Shift Handover is another area of weakness for many companies. In most cases we see informal processes with little structure. An effective Shift Handover is the only way to realistically transfer situation awareness from the outgoing to the oncoming crew.
Measures for the performance of each of these systems, such as accurate completion of shift handover logs and permits, are suggested.
Fatigue and Shiftwork
Operator fatigue is a significant area of concern in the industry and despite new guidelines in the form of API RP 755, still, in our opinion poorly managed. Many companies have fatigue policies, and often these only deal with hours of service limits and an exception process, but this is only part of the story. Proper education and training, not an annual CBT, is essential along with the provision of adequate fatigue countermeasures.
API RP 754 suggest some performance indicators for this including:
• Percentage of overtime,
• Number of open shifts
• Number of extended shifts
• Number of consecutive shifts worked
• Number of exceptions
However, we also recommend the tracking of other measures such as calculated fatigue and risk indices.
This is an area that is often overlooked, but the impact of organizational changes can be significant. The most obvious impact is when the number of operators changes, however, equally as important are any other changes to the organization that impact how operations are run. For example the change in supervisory structure or even a new control location can have a significant impact. It is therefore recommended, that a formal management of organizational change (MOOC) process is developed and used as an integral part of the staffing strategy.
The performance of this system might be measured by the percentage of MOOCs that were performed accurately with all recommendations completed.
A company’s organizational culture can have a significant impact on the way things are done, for example if mistakes are punished rather than used as an opportunity for organizational learning, this may modify the behavior of an operator in response to an abnormal situation. Performance Indicators are difficult to define in this area but there are assessment tools such as the ‘Safety Climate Survey Tool’ that can help in understanding the current situation and the impact of continuous improvement of changes in organizational leadership.
To summarize, it is well understood that the ability of an operator to detect, diagnose and respond to abnormal situations can have a direct input on a facilities process safety performance. Understanding any deficiencies in the tools and management systems that impact the operator is an important part of reducing the small impact incidents that on occasion escalate to significant industrial accidents.
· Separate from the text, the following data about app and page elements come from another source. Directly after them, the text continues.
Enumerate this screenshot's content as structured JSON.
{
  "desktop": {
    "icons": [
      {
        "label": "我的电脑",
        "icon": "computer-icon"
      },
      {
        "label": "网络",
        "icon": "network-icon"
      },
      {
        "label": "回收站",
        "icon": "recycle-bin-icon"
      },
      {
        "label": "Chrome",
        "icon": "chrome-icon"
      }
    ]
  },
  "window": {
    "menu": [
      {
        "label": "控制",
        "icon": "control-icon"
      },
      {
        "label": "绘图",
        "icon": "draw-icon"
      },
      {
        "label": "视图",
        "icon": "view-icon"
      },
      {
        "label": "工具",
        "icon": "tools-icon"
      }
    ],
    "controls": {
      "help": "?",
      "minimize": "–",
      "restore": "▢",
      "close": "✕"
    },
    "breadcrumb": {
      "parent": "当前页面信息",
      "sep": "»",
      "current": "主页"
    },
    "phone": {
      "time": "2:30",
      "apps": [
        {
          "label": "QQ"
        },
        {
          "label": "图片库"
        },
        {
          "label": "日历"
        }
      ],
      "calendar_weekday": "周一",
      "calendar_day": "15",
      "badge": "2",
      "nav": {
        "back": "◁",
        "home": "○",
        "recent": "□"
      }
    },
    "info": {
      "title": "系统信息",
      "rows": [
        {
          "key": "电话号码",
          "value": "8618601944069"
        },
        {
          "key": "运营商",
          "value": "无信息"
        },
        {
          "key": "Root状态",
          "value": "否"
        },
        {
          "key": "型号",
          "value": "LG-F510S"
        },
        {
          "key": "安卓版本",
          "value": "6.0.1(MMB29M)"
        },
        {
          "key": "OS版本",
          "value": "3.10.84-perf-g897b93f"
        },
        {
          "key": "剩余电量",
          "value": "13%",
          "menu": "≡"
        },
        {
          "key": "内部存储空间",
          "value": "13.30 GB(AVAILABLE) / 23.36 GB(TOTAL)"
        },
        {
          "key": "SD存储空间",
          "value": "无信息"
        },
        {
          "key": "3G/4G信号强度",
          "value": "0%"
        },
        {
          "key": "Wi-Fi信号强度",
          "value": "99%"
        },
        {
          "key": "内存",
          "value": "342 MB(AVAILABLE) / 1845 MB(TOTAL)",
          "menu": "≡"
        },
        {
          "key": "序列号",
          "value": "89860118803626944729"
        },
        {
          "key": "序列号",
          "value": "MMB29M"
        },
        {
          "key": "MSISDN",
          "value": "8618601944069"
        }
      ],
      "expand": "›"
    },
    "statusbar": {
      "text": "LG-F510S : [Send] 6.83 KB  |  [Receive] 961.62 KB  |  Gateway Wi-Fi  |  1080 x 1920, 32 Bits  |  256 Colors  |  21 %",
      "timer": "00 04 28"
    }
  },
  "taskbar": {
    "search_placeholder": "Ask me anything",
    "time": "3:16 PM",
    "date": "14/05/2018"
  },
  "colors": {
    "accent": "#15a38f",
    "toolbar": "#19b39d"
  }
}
This paper hopefully provides an insight into how an understanding of the 10 key human factor elements can help in the development and use of a complete process safety performance program.
The UCDS overarching principle is to help reduce the number and significance of industrial incidents caused by a poor understanding of how we as humans work and we have developed a team of experts that help clients through the minefield of folklore, standards and best practices.